- Has technical errors.
Each example should be linked to a forum topic or discussion page so users can point out errors or ask questions. If you present a tutorial and imply it is a best practice, it will surely be controversial. Giving users a forum to have questions answered will be very beneficial in both pleasing the community as well as helping the authors improve their recipe.
Hi Steven. What you are describing is what we call "quickstarts". At the moment these aren't very well publicised (we're waiting until JBoss EAP 6 Beta is available to make more noise about them), but you can check them out on github: https://github.com/jbossas/quickstart.
We don't have a great user facing home page for these right now - the placeholder is https://docs.jboss.org/author/display/AS71/Quickstarts. One of the tasks before we "launch" them is to get this homepage updated. Would you be interested in working on that? I can work with you on it. I don't know if confluence has the rating system you describe, you could investigate options for this. If we need a plugin, we can get it added to our instance.
We have focused much more to date on building up the "rules" for creating quickstarts, you'll find them if you follow the links from the homepage.

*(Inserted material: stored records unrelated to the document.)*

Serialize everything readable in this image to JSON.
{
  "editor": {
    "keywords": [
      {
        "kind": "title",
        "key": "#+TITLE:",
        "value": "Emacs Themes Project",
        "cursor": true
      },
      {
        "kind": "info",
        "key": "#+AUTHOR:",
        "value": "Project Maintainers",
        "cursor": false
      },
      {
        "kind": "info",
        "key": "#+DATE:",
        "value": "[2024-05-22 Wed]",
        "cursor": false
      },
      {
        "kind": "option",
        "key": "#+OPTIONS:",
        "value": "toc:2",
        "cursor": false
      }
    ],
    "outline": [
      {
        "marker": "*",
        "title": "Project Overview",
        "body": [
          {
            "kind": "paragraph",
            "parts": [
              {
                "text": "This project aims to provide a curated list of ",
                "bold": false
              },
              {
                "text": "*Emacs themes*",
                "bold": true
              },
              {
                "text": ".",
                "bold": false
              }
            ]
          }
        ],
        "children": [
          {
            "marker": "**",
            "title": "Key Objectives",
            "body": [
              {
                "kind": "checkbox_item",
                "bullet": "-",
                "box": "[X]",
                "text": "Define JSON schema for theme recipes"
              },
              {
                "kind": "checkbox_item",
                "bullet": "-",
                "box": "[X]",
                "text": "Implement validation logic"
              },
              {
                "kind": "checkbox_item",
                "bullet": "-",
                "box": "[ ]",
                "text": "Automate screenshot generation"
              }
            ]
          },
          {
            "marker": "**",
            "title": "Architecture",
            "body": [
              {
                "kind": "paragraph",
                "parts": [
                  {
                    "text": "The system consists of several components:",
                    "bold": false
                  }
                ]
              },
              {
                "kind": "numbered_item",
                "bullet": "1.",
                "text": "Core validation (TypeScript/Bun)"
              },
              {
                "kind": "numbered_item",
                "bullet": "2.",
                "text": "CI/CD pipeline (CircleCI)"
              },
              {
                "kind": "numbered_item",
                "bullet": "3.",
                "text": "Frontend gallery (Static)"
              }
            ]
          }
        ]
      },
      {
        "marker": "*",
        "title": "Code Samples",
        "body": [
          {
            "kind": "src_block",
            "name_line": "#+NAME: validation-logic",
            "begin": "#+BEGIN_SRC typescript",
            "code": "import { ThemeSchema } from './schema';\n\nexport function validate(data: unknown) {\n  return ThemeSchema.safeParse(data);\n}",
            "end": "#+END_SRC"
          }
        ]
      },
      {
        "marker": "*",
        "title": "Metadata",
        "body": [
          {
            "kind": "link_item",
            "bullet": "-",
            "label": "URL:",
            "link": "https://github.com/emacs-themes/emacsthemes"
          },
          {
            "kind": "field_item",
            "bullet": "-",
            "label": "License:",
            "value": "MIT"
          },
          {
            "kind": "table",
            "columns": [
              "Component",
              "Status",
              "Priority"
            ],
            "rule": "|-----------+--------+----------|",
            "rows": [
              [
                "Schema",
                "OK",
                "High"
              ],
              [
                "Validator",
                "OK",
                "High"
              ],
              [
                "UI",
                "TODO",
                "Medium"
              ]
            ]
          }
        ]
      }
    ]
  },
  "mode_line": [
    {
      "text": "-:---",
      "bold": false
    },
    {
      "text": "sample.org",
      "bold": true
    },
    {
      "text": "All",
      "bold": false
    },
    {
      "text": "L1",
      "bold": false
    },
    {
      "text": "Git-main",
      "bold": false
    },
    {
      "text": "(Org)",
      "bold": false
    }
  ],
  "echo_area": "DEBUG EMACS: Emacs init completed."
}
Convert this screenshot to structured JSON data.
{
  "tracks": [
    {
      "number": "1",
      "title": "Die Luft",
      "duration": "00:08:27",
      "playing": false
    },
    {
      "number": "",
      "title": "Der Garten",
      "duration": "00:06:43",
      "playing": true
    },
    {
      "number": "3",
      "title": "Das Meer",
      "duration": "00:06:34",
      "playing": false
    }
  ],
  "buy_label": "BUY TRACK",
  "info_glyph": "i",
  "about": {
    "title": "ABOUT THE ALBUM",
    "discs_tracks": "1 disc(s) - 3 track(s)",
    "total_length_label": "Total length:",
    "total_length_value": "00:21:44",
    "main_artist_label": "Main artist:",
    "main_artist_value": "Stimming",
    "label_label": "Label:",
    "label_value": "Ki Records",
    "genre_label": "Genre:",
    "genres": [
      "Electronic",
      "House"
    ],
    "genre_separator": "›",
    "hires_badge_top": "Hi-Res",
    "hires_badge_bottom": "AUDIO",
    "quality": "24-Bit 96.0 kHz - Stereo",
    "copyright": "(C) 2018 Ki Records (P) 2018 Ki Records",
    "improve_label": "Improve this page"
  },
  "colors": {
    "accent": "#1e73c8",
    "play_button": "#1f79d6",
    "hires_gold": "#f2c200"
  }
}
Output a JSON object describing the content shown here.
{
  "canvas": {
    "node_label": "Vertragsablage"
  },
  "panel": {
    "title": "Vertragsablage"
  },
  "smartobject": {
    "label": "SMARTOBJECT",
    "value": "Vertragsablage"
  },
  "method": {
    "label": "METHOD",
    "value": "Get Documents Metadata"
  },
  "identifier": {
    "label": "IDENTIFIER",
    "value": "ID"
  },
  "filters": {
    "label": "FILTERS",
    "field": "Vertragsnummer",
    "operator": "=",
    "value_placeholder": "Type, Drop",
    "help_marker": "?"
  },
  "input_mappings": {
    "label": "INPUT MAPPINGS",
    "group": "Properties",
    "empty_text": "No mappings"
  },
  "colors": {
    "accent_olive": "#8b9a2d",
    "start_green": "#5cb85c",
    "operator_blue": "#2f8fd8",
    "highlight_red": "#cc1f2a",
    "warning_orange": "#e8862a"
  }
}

One thing we don't do is build these in Hudson, but I think adding this would be fine.
Sande Gilda, Burr Sutter and I are the moderators for this project.
I know it's slightly off the beaten path from what Pete is suggesting, but from what I've seen and could fairly easily envision being dobale is to have all of this stuff hosted in GitHub, which would provide us with a transparent location, and issue tracking. CI could very easily be done using OpenShift. Then for the site we could actually build up something with Awestruct that would use the README file or some other marker file for the entry into the system. The feedback system is something wouldn't be there but probably could be done similar to how diqus or intensedebate works. Then any time a new recipe is added we'd signal to the CI server to rebuild and push the new site. This would nearly be fully automated and take a lot of weight off whomever would be the moderator for recipies.
I'd love to help out!
I like the quickstarts. They're everything I've wanted in sample apps.
I checked out a few projects and like how their POMs are independent. One minor challenge with some project examples, from many open source projects, is that they have a complex POM hierarchy. These don't inherit multiple parents, so I can take this example, change the group and artifactId and start a project from it. I was very pleasantly surprised by that, kudos!
I think one thing that would make these really awesome is if there was a small tutorial for each of these in the form of a blog post or perhaps even something more succinct like you'd find on exampledepot.com
Not off topic at all Jason. I just registered the jboss-as-quickstart account and the quickstart domain with OpenShift express, and asked Matt Hicks (who is the OpenShift Express tech lead for those who don't know him) to up the limit on the apps deployable to 50, so that we can put all the quickstarts on that one account.
I also really like the idea of using OpenShift for the CI portion. We can put that on the same quickstart account. The only part that needs a bit of research and process is the automated deployment part. I've been using bash scripts extensively to automate tasks, so that could be a good way forward.
I'm happy to own this task (can't promise to address it immediately) unless anyone else wants to take it forward...
Yes, we felt it was critical to keep the POMs as simple as possible, and as close to user POMs as possible. That meant no inheritence at all.
Regarding tutorials, our plan is to keep these in the README.md, so that they are versioned with the project. Some quickstarts are better at this than others ;-) So this is something to improve on. If you want to file issues on github regarding what you do/don't like, we can work with the authors to improve them.
If we were to build up a project site, then we could link to these README.md and have them rendered as html...
Regarding how to build the project site, the only caveat is that for these quickstarts to be really valuable, they need to be deeply integrated into "the jboss experience" so we're limited to the tools we have at JBoss.org, at least for the initial home page.